Supplied material –
┌──
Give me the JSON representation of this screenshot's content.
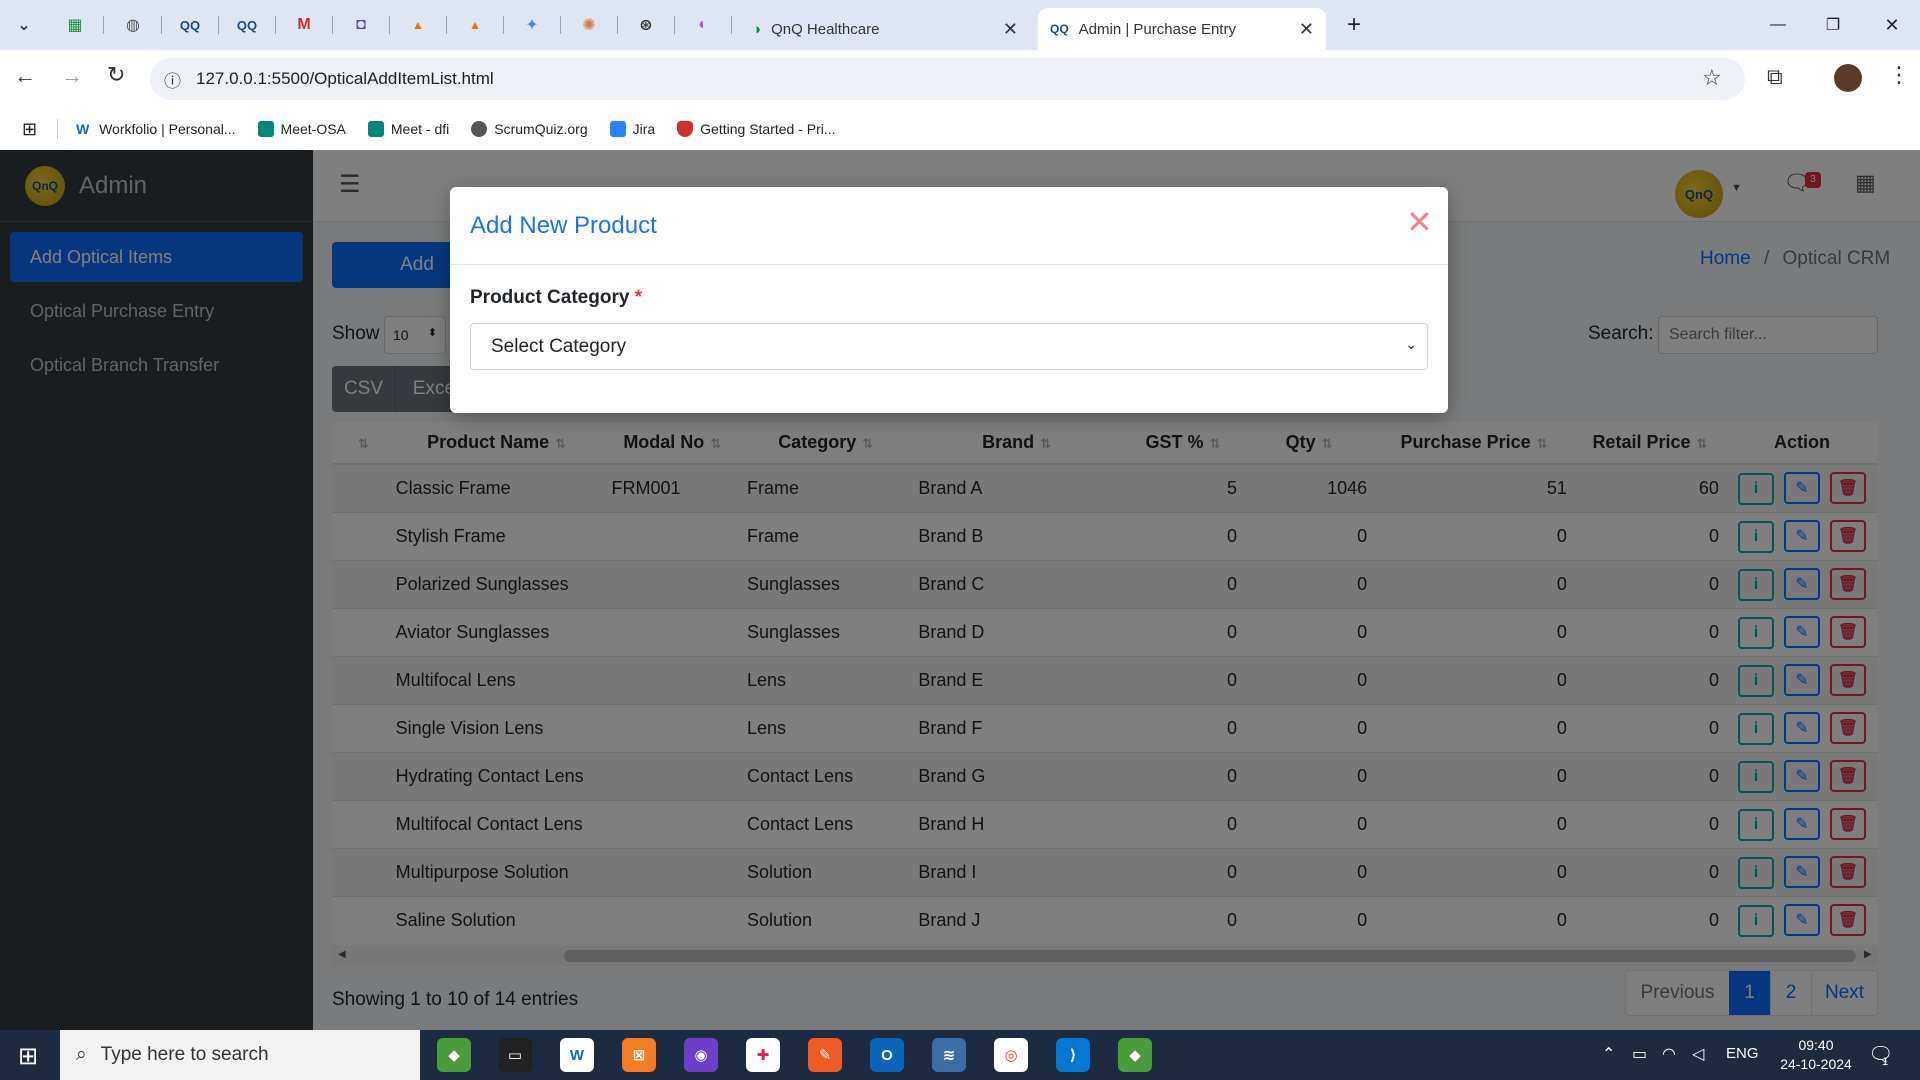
{
  "browser": {
    "tabs": [
      {
        "title": "QnQ Healthcare",
        "active": false
      },
      {
        "title": "Admin | Purchase Entry",
        "active": true
      }
    ],
    "url": "127.0.0.1:5500/OpticalAddItemList.html",
    "bookmarks": [
      "Workfolio | Personal...",
      "Meet-OSA",
      "Meet - dfi",
      "ScrumQuiz.org",
      "Jira",
      "Getting Started - Pri..."
    ]
  },
  "app": {
    "brand": "Admin",
    "logo_text": "QnQ",
    "notification_count": "3",
    "sidebar": {
      "items": [
        {
          "label": "Add Optical Items",
          "active": true
        },
        {
          "label": "Optical Purchase Entry",
          "active": false
        },
        {
          "label": "Optical Branch Transfer",
          "active": false
        }
      ]
    },
    "breadcrumb": {
      "home": "Home",
      "separator": "/",
      "current": "Optical CRM"
    },
    "add_button": "Add",
    "show_label": "Show",
    "page_size": "10",
    "search_label": "Search:",
    "search_placeholder": "Search filter...",
    "export_buttons": [
      "CSV",
      "Excel"
    ]
  },
  "table": {
    "columns": [
      "Product Name",
      "Modal No",
      "Category",
      "Brand",
      "GST %",
      "Qty",
      "Purchase Price",
      "Retail Price",
      "Action"
    ],
    "rows": [
      [
        "Classic Frame",
        "FRM001",
        "Frame",
        "Brand A",
        "5",
        "1046",
        "51",
        "60"
      ],
      [
        "Stylish Frame",
        "",
        "Frame",
        "Brand B",
        "0",
        "0",
        "0",
        "0"
      ],
      [
        "Polarized Sunglasses",
        "",
        "Sunglasses",
        "Brand C",
        "0",
        "0",
        "0",
        "0"
      ],
      [
        "Aviator Sunglasses",
        "",
        "Sunglasses",
        "Brand D",
        "0",
        "0",
        "0",
        "0"
      ],
      [
        "Multifocal Lens",
        "",
        "Lens",
        "Brand E",
        "0",
        "0",
        "0",
        "0"
      ],
      [
        "Single Vision Lens",
        "",
        "Lens",
        "Brand F",
        "0",
        "0",
        "0",
        "0"
      ],
      [
        "Hydrating Contact Lens",
        "",
        "Contact Lens",
        "Brand G",
        "0",
        "0",
        "0",
        "0"
      ],
      [
        "Multifocal Contact Lens",
        "",
        "Contact Lens",
        "Brand H",
        "0",
        "0",
        "0",
        "0"
      ],
      [
        "Multipurpose Solution",
        "",
        "Solution",
        "Brand I",
        "0",
        "0",
        "0",
        "0"
      ],
      [
        "Saline Solution",
        "",
        "Solution",
        "Brand J",
        "0",
        "0",
        "0",
        "0"
      ]
    ],
    "info": "Showing 1 to 10 of 14 entries",
    "pagination": {
      "previous": "Previous",
      "pages": [
        "1",
        "2"
      ],
      "current": "1",
      "next": "Next"
    }
  },
  "modal": {
    "title": "Add New Product",
    "field_label": "Product Category",
    "required_mark": "*",
    "select_value": "Select Category"
  },
  "taskbar": {
    "search_placeholder": "Type here to search",
    "language": "ENG",
    "time": "09:40",
    "date": "24-10-2024",
    "notification_count": "1"
  },
  "colors": {
    "primary": "#0d6efd",
    "sidebar": "#343a40",
    "danger": "#dc3545",
    "info": "#17a2b8",
    "modal_title": "#1a73e8"
  }
}
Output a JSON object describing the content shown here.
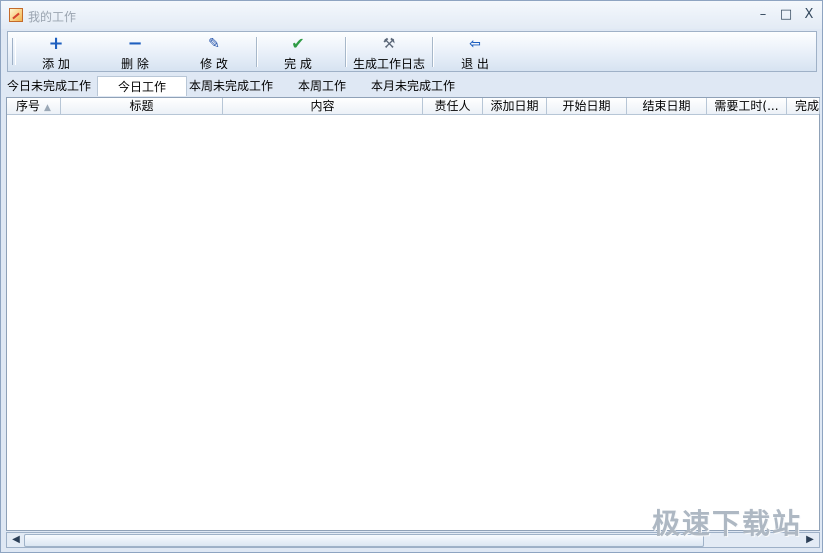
{
  "window": {
    "title": "我的工作"
  },
  "controls": {
    "minimize": "–",
    "maximize": "□",
    "close": "X"
  },
  "toolbar": [
    {
      "icon": "plus-icon",
      "label": "添 加"
    },
    {
      "icon": "minus-icon",
      "label": "删 除"
    },
    {
      "icon": "edit-icon",
      "label": "修 改"
    },
    {
      "icon": "check-icon",
      "label": "完 成"
    },
    {
      "icon": "hammer-icon",
      "label": "生成工作日志"
    },
    {
      "icon": "exit-icon",
      "label": "退 出"
    }
  ],
  "tabs": [
    "今日未完成工作",
    "今日工作",
    "本周未完成工作",
    "本周工作",
    "本月未完成工作"
  ],
  "columns": [
    "序号",
    "标题",
    "内容",
    "责任人",
    "添加日期",
    "开始日期",
    "结束日期",
    "需要工时(...",
    "完成"
  ],
  "watermark": "极速下载站",
  "colors": {
    "accent": "#1e5fbf",
    "check": "#2f9b45"
  }
}
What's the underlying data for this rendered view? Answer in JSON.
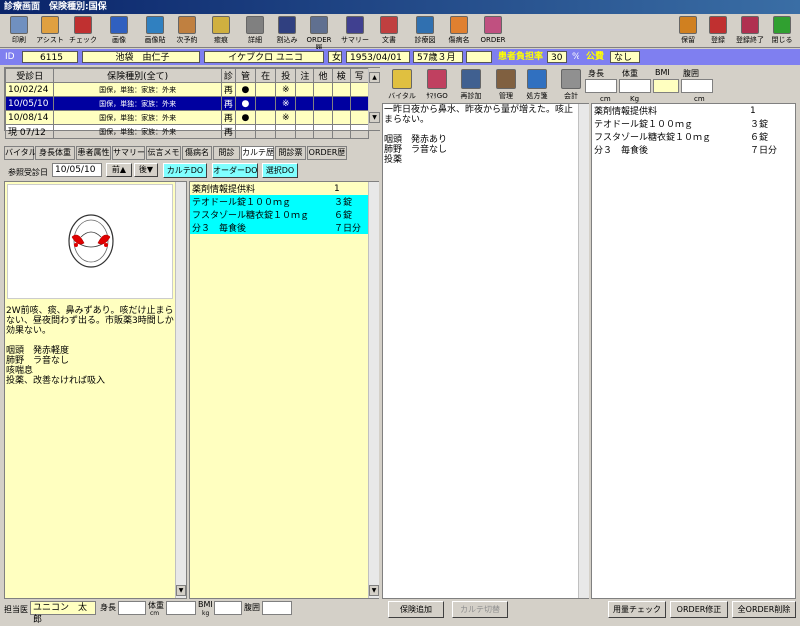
{
  "title": "診療画面　保険種別:国保",
  "toolbar": {
    "left": [
      "印刷",
      "アシスト",
      "チェック",
      "画像",
      "画像貼",
      "次予約",
      "癒痕",
      "詳細",
      "割込み",
      "ORDER履",
      "サマリー",
      "文書",
      "診療図",
      "傷病名",
      "ORDER"
    ],
    "right": [
      "保留",
      "登録",
      "登録終了",
      "閉じる"
    ]
  },
  "patient": {
    "id_label": "ID",
    "id": "6115",
    "name": "池袋　由仁子",
    "kana": "イケブクロ ユニコ",
    "sex": "女",
    "birth": "1953/04/01",
    "age": "57歳３月",
    "burden_label": "患者負担率",
    "burden": "30",
    "percent": "%",
    "public_label": "公費",
    "public": "なし"
  },
  "visits": {
    "headers": [
      "受診日",
      "保険種別(全て)",
      "診",
      "管",
      "在",
      "投",
      "注",
      "他",
      "検",
      "写"
    ],
    "rows": [
      [
        "10/02/24",
        "国保，単独：家族：外来",
        "再",
        "●",
        "",
        "※",
        "",
        "",
        "",
        ""
      ],
      [
        "10/05/10",
        "国保，単独：家族：外来",
        "再",
        "●",
        "",
        "※",
        "",
        "",
        "",
        ""
      ],
      [
        "10/08/14",
        "国保，単独：家族：外来",
        "再",
        "●",
        "",
        "※",
        "",
        "",
        "",
        ""
      ],
      [
        "現 07/12",
        "国保，単独：家族：外来",
        "再",
        "",
        "",
        "",
        "",
        "",
        "",
        ""
      ]
    ]
  },
  "tabs": [
    "バイタル",
    "身長体重",
    "患者属性",
    "サマリー",
    "伝言メモ",
    "傷病名",
    "問診",
    "カルテ歴",
    "問診票",
    "ORDER歴"
  ],
  "ref": {
    "label": "参照受診日",
    "date": "10/05/10",
    "prev": "前▲",
    "next": "後▼",
    "karte_do": "カルテDO",
    "order_do": "オーダーDO",
    "select_do": "選択DO"
  },
  "history_text": "2W前咳、痰、鼻みずあり。咳だけ止まらない、昼夜問わず出る。市販薬3時間しか効果ない。\n\n咽頭　発赤軽度\n肺野　ラ音なし\n咳喘息\n投薬、改善なければ吸入",
  "history_orders": [
    [
      "薬剤情報提供料",
      "1"
    ],
    [
      "テオドール錠１００ｍｇ",
      "３錠"
    ],
    [
      "フスタゾール糖衣錠１０ｍｇ",
      "６錠"
    ],
    [
      "分３　毎食後",
      "７日分"
    ]
  ],
  "mid_icons": [
    "バイタル",
    "ｻﾏﾘGO",
    "再診加",
    "管理",
    "処方箋",
    "会計"
  ],
  "current_text": "一昨日夜から鼻水、昨夜から量が増えた。咳止まらない。\n\n咽頭　発赤あり\n肺野　ラ音なし\n投薬",
  "measure": {
    "height": "身長",
    "weight": "体重",
    "bmi": "BMI",
    "waist": "腹囲",
    "cm": "cm",
    "kg": "Kg",
    "cm2": "cm"
  },
  "current_orders": [
    [
      "薬剤情報提供料",
      "1"
    ],
    [
      "テオドール錠１００ｍｇ",
      "３錠"
    ],
    [
      "フスタゾール糖衣錠１０ｍｇ",
      "６錠"
    ],
    [
      "分３　毎食後",
      "７日分"
    ]
  ],
  "footer": {
    "doctor_label": "担当医",
    "doctor": "ユニコン　太郎",
    "height": "身長",
    "weight": "体重",
    "bmi": "BMI",
    "waist": "腹囲",
    "cm": "cm",
    "kg": "kg",
    "ins_add": "保険追加",
    "karte_switch": "カルテ切替",
    "dose_check": "用量チェック",
    "order_fix": "ORDER修正",
    "order_delete": "全ORDER削除"
  }
}
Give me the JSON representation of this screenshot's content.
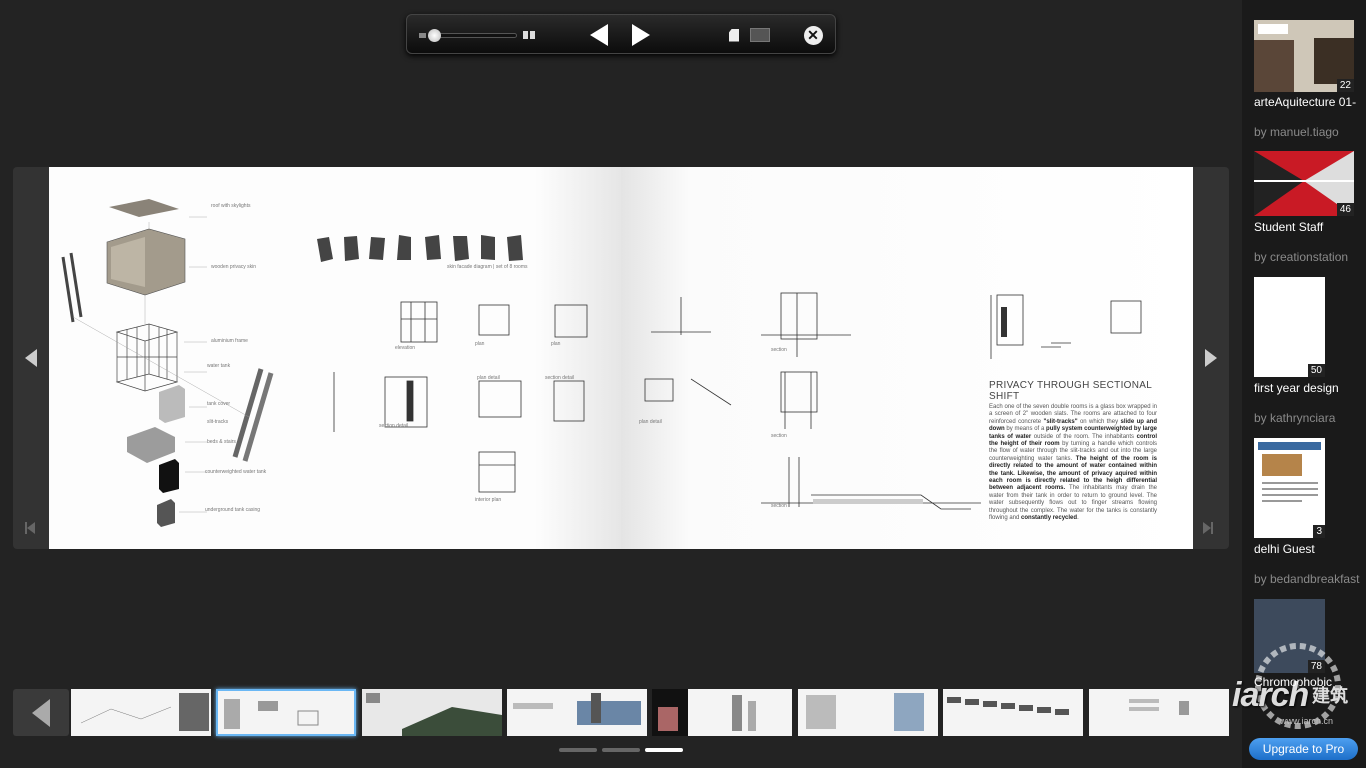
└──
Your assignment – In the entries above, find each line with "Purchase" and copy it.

Output below –
        "title": "Admin | Purchase Entry",
          "label": "Optical Purchase Entry",
      "Purchase Price",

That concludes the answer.